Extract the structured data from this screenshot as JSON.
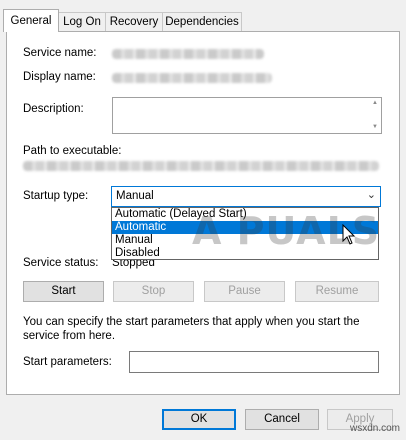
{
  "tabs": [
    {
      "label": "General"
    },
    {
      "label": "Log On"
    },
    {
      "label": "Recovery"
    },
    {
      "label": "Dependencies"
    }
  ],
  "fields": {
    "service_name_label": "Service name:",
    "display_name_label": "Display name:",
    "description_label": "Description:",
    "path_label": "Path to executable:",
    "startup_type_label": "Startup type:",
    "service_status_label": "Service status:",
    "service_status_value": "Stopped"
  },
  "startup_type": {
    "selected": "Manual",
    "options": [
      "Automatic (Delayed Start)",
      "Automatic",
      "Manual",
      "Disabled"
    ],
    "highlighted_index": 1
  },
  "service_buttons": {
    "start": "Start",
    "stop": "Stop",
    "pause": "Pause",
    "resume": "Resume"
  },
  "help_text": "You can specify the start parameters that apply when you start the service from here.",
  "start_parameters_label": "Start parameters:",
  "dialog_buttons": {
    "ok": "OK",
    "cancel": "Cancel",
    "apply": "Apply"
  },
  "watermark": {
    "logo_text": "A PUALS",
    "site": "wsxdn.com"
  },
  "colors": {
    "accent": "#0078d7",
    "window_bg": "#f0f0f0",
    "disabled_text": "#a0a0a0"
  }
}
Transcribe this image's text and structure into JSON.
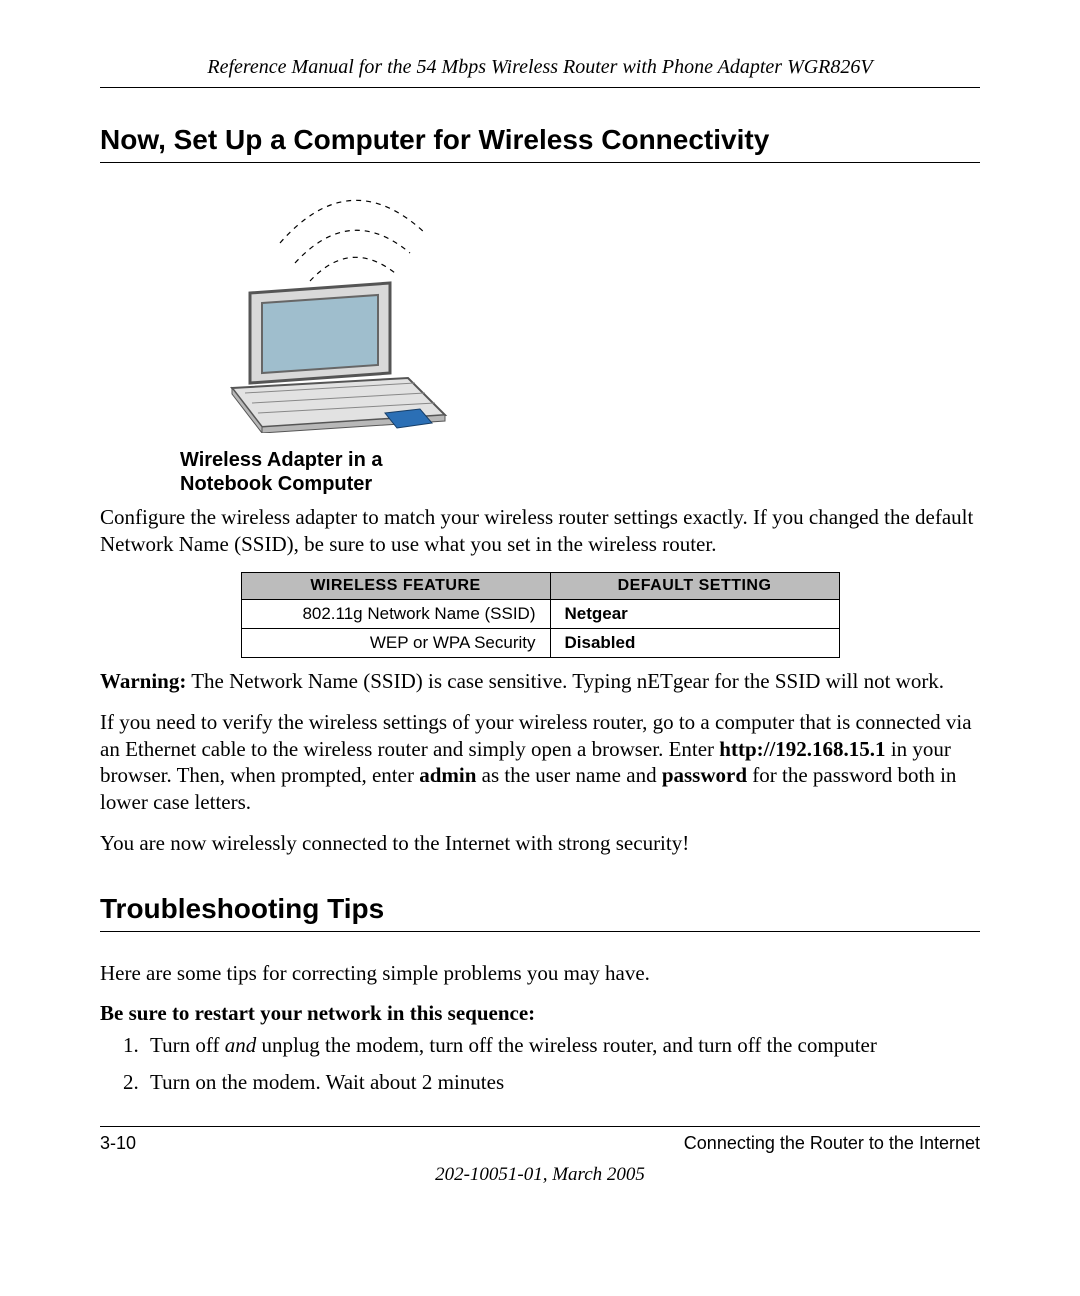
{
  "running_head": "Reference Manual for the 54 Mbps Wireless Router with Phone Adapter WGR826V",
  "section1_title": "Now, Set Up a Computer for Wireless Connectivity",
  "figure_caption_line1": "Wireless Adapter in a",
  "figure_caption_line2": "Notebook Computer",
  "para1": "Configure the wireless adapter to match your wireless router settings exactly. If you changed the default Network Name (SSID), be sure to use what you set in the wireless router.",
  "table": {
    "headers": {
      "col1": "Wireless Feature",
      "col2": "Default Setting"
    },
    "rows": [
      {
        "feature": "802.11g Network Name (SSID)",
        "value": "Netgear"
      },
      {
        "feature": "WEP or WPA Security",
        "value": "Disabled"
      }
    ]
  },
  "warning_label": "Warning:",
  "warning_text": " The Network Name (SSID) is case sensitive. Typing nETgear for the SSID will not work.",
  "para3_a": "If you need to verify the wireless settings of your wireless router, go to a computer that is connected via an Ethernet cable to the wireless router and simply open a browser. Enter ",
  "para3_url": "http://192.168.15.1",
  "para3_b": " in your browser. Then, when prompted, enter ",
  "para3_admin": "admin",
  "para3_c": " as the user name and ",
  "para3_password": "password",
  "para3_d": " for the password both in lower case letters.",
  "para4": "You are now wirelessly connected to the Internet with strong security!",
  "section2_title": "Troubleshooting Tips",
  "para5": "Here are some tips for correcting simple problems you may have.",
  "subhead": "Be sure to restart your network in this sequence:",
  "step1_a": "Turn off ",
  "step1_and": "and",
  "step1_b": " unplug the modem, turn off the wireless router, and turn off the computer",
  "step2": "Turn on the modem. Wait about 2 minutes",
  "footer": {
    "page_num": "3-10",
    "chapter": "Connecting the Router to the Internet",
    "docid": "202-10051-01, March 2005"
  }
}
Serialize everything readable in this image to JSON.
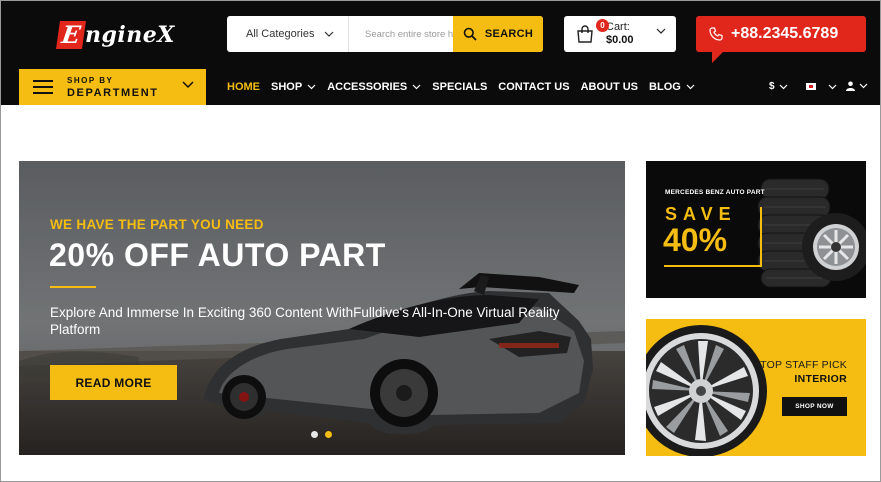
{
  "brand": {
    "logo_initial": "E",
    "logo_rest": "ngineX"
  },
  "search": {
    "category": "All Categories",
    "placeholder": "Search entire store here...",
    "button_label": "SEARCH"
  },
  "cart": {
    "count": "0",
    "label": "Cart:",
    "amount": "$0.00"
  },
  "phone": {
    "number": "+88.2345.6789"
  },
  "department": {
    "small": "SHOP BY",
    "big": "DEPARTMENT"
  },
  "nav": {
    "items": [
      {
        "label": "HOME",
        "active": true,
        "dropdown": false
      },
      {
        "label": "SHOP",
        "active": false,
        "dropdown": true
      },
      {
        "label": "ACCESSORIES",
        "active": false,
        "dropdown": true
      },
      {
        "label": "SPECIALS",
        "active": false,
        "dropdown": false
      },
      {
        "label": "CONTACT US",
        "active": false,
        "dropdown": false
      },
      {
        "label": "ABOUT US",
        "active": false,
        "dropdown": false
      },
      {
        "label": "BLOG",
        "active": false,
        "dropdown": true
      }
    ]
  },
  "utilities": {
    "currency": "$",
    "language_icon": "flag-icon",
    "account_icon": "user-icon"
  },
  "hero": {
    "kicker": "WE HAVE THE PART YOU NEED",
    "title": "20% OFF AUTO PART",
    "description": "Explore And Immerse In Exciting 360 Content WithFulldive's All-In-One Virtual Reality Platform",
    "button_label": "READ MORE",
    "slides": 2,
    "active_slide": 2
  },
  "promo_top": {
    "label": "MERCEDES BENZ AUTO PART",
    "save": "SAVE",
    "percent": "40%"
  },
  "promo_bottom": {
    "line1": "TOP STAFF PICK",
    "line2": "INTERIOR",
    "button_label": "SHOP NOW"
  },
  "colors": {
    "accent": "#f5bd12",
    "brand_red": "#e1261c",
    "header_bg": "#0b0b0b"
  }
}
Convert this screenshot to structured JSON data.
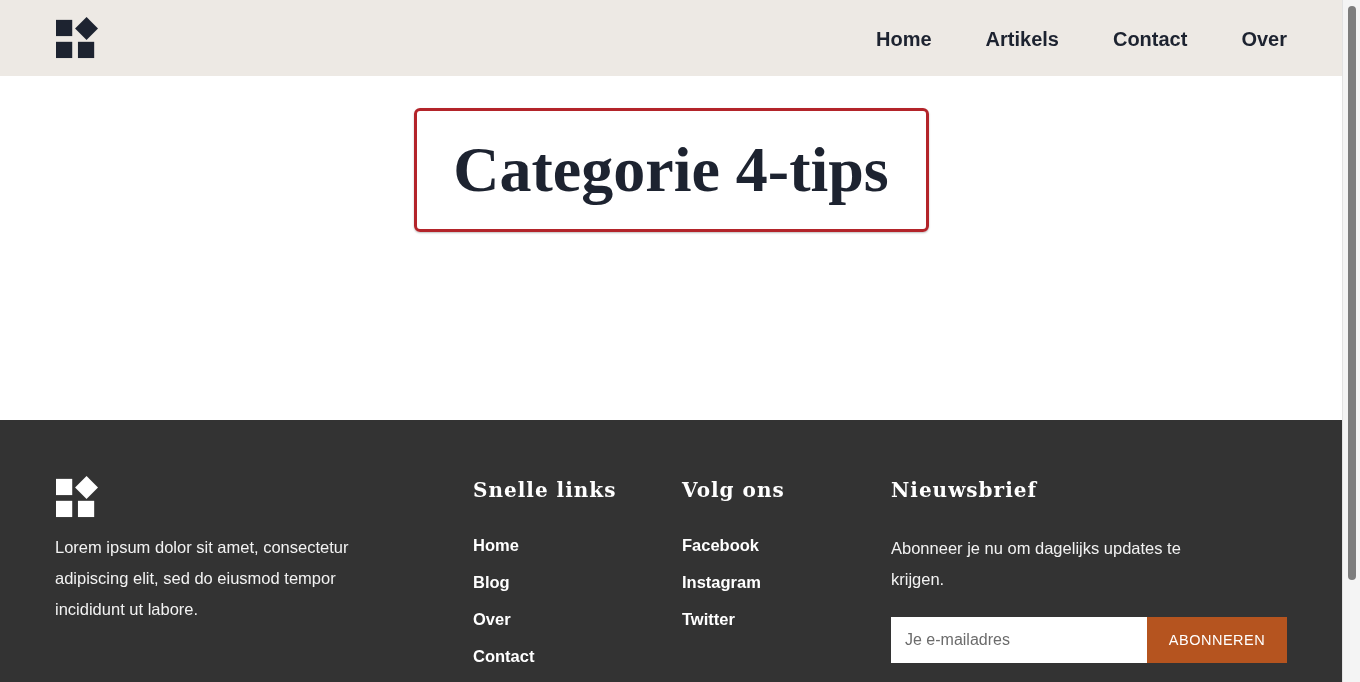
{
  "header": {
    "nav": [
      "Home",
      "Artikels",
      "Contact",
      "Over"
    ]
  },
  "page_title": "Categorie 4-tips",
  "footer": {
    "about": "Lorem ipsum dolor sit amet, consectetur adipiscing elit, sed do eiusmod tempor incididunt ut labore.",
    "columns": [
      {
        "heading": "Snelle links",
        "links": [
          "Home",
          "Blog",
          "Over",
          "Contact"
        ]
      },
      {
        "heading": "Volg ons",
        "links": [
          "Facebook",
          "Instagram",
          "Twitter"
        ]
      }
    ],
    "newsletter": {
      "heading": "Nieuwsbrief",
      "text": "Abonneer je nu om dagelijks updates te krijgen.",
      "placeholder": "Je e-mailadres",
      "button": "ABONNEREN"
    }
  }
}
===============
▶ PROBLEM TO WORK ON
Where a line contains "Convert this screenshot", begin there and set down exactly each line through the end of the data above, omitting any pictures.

▶ EXERCISE OUTPUT
Convert this screenshot to structured JSON data.
{
  "header": {
    "nav": [
      "Home",
      "Artikels",
      "Contact",
      "Over"
    ]
  },
  "page_title": "Categorie 4-tips",
  "footer": {
    "about": "Lorem ipsum dolor sit amet, consectetur adipiscing elit, sed do eiusmod tempor incididunt ut labore.",
    "columns": [
      {
        "heading": "Snelle links",
        "links": [
          "Home",
          "Blog",
          "Over",
          "Contact"
        ]
      },
      {
        "heading": "Volg ons",
        "links": [
          "Facebook",
          "Instagram",
          "Twitter"
        ]
      }
    ],
    "newsletter": {
      "heading": "Nieuwsbrief",
      "text": "Abonneer je nu om dagelijks updates te krijgen.",
      "placeholder": "Je e-mailadres",
      "button": "ABONNEREN"
    }
  }
}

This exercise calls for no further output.